(Data records for software interfaces)
┏━━

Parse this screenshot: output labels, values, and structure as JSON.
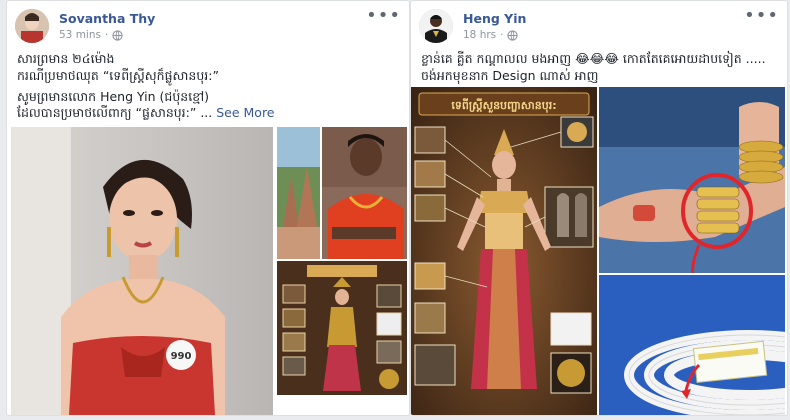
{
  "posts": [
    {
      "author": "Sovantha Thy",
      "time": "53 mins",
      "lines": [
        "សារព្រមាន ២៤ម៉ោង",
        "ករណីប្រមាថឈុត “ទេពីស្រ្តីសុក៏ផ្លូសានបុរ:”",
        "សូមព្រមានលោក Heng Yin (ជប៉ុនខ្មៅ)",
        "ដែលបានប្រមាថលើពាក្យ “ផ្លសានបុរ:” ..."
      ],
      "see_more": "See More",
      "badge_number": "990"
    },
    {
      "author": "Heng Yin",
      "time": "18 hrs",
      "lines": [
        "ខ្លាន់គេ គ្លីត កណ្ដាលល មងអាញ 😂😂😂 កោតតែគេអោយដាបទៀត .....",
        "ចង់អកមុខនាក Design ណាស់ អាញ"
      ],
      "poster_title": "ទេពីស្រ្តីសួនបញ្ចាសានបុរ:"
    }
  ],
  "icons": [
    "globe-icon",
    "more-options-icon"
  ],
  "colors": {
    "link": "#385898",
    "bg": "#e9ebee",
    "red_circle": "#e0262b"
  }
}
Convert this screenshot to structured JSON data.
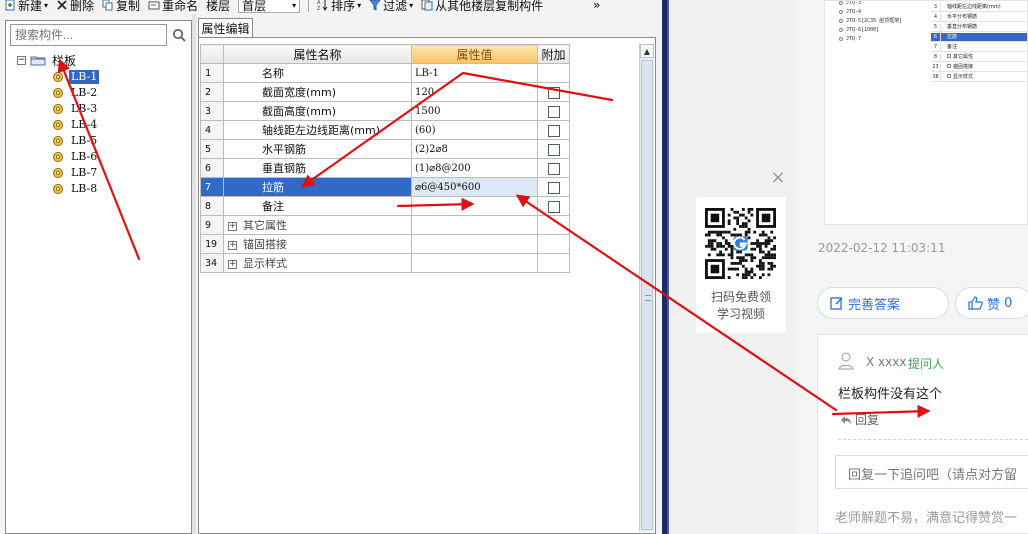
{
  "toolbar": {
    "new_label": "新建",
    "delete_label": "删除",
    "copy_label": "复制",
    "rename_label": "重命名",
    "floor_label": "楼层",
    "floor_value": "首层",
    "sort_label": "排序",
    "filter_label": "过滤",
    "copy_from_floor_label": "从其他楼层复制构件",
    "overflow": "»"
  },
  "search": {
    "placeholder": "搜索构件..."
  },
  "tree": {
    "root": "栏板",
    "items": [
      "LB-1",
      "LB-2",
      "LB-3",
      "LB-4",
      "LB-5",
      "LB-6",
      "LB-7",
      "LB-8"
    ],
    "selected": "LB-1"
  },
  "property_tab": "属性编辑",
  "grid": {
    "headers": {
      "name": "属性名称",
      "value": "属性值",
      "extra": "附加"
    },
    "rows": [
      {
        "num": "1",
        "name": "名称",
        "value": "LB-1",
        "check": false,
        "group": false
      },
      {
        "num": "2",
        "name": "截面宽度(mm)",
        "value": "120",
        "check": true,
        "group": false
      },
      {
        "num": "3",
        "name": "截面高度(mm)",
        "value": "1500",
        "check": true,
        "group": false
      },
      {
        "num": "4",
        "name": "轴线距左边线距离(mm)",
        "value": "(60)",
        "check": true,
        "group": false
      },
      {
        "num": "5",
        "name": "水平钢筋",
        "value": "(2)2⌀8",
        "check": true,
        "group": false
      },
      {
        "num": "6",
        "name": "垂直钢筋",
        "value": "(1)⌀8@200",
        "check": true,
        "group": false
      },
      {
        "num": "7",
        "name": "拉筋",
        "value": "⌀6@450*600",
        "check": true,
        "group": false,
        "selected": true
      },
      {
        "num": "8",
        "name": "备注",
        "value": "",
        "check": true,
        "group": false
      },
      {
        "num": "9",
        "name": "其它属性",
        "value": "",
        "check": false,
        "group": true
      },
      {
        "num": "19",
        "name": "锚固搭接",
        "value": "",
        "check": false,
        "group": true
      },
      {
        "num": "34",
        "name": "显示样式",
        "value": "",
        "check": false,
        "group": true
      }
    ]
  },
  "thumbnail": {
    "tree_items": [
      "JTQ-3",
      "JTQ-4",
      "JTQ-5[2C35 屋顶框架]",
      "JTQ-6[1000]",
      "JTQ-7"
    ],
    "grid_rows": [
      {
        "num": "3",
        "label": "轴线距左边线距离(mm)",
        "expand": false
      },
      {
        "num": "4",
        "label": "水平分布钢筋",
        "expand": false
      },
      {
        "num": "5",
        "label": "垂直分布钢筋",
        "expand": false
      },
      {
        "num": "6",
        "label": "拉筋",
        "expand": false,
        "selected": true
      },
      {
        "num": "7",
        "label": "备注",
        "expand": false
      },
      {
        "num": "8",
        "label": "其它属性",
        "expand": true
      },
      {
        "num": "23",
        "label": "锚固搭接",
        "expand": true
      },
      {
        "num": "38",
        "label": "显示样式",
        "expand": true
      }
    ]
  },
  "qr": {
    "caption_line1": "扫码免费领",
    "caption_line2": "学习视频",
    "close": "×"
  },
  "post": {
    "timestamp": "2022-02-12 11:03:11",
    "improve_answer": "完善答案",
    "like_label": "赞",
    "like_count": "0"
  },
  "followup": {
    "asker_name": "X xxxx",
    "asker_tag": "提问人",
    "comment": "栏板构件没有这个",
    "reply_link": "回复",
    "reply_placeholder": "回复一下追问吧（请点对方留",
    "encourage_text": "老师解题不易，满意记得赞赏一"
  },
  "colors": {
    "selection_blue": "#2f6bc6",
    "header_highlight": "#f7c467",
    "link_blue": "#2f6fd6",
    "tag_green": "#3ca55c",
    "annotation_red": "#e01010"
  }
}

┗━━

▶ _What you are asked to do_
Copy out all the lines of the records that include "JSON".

▶ _Solution to this exercise_
Parse this screenshot: output labels, values, and structure as JSON.
Convert this screenshot to structured JSON data.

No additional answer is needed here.